# [EXERCISE DETAILS]
Find the string "Republic" in the listing and report every line that has it.

*** Opening GIVEN ENTRIES ***

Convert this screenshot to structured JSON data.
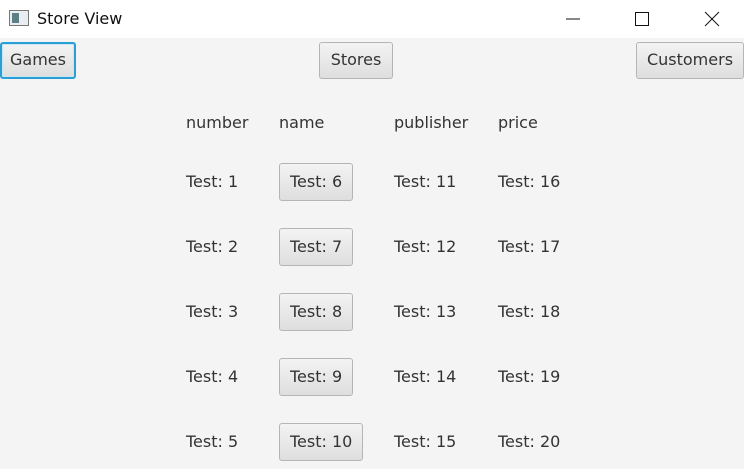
{
  "window": {
    "title": "Store View",
    "controls": [
      "minimize",
      "maximize",
      "close"
    ]
  },
  "nav": {
    "games_label": "Games",
    "stores_label": "Stores",
    "customers_label": "Customers"
  },
  "table": {
    "headers": {
      "number": "number",
      "name": "name",
      "publisher": "publisher",
      "price": "price"
    },
    "rows": [
      {
        "number": "Test: 1",
        "name": "Test: 6",
        "publisher": "Test: 11",
        "price": "Test: 16"
      },
      {
        "number": "Test: 2",
        "name": "Test: 7",
        "publisher": "Test: 12",
        "price": "Test: 17"
      },
      {
        "number": "Test: 3",
        "name": "Test: 8",
        "publisher": "Test: 13",
        "price": "Test: 18"
      },
      {
        "number": "Test: 4",
        "name": "Test: 9",
        "publisher": "Test: 14",
        "price": "Test: 19"
      },
      {
        "number": "Test: 5",
        "name": "Test: 10",
        "publisher": "Test: 15",
        "price": "Test: 20"
      }
    ]
  },
  "colors": {
    "focus_border": "#2a9fd6",
    "background": "#f4f4f4",
    "titlebar": "#ffffff"
  }
}
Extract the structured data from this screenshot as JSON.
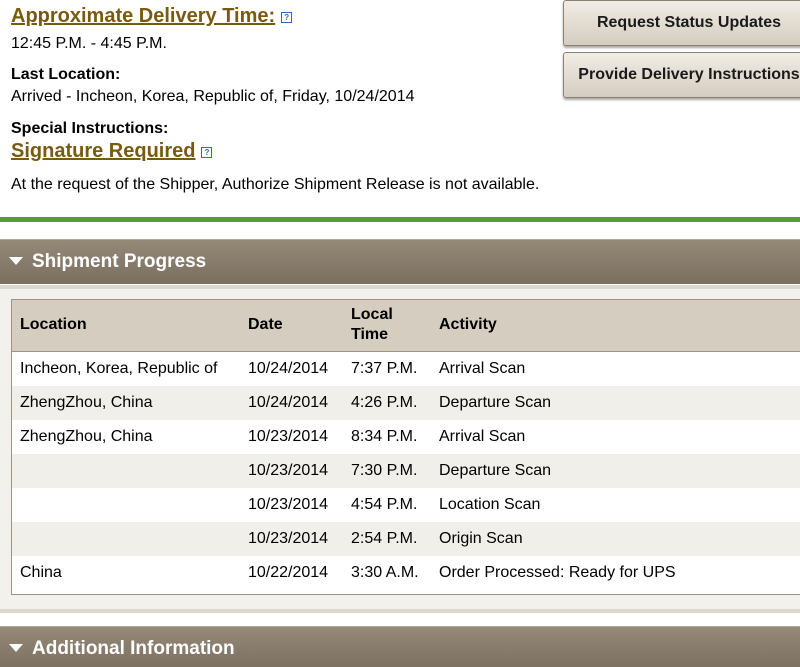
{
  "delivery": {
    "approx_label": "Approximate Delivery Time:",
    "approx_value": "12:45 P.M. - 4:45 P.M.",
    "last_location_label": "Last Location:",
    "last_location_value": "Arrived - Incheon, Korea, Republic of, Friday, 10/24/2014",
    "special_instructions_label": "Special Instructions:",
    "signature_label": "Signature Required",
    "release_note": "At the request of the Shipper, Authorize Shipment Release is not available.",
    "help_glyph": "?"
  },
  "buttons": {
    "request_status": "Request Status Updates",
    "delivery_instructions": "Provide Delivery Instructions"
  },
  "sections": {
    "shipment_progress": "Shipment Progress",
    "additional_information": "Additional Information"
  },
  "table": {
    "headers": {
      "location": "Location",
      "date": "Date",
      "local_time_line1": "Local",
      "local_time_line2": "Time",
      "activity": "Activity"
    },
    "rows": [
      {
        "location": "Incheon, Korea, Republic of",
        "date": "10/24/2014",
        "time": "7:37 P.M.",
        "activity": "Arrival Scan"
      },
      {
        "location": "ZhengZhou, China",
        "date": "10/24/2014",
        "time": "4:26 P.M.",
        "activity": "Departure Scan"
      },
      {
        "location": "ZhengZhou, China",
        "date": "10/23/2014",
        "time": "8:34 P.M.",
        "activity": "Arrival Scan"
      },
      {
        "location": "",
        "date": "10/23/2014",
        "time": "7:30 P.M.",
        "activity": "Departure Scan"
      },
      {
        "location": "",
        "date": "10/23/2014",
        "time": "4:54 P.M.",
        "activity": "Location Scan"
      },
      {
        "location": "",
        "date": "10/23/2014",
        "time": "2:54 P.M.",
        "activity": "Origin Scan"
      },
      {
        "location": "China",
        "date": "10/22/2014",
        "time": "3:30 A.M.",
        "activity": "Order Processed: Ready for UPS"
      }
    ]
  },
  "icons": {
    "help": "help-icon",
    "collapse": "triangle-down-icon"
  },
  "colors": {
    "link": "#7a5a10",
    "green_rule": "#5a9a2f",
    "section_header": "#7a6f60",
    "table_header": "#d5cdbf"
  }
}
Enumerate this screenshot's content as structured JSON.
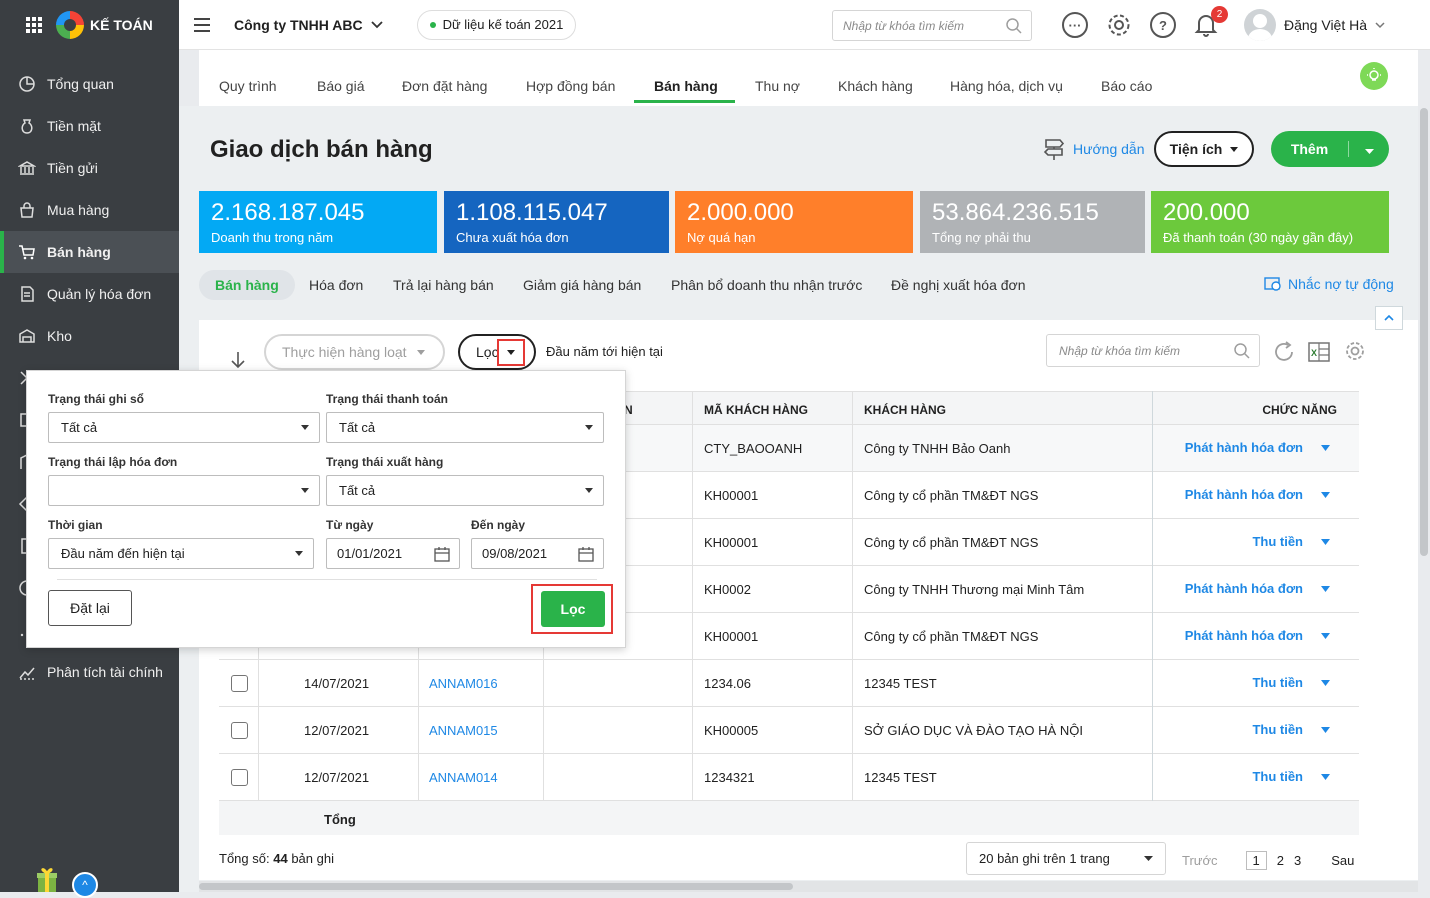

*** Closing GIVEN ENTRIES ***

# [ANSWER FOR THE TASK]
    "last_location_value": "Arrived - Incheon, Korea, Republic of, Friday, 10/24/2014",
        "location": "Incheon, Korea, Republic of",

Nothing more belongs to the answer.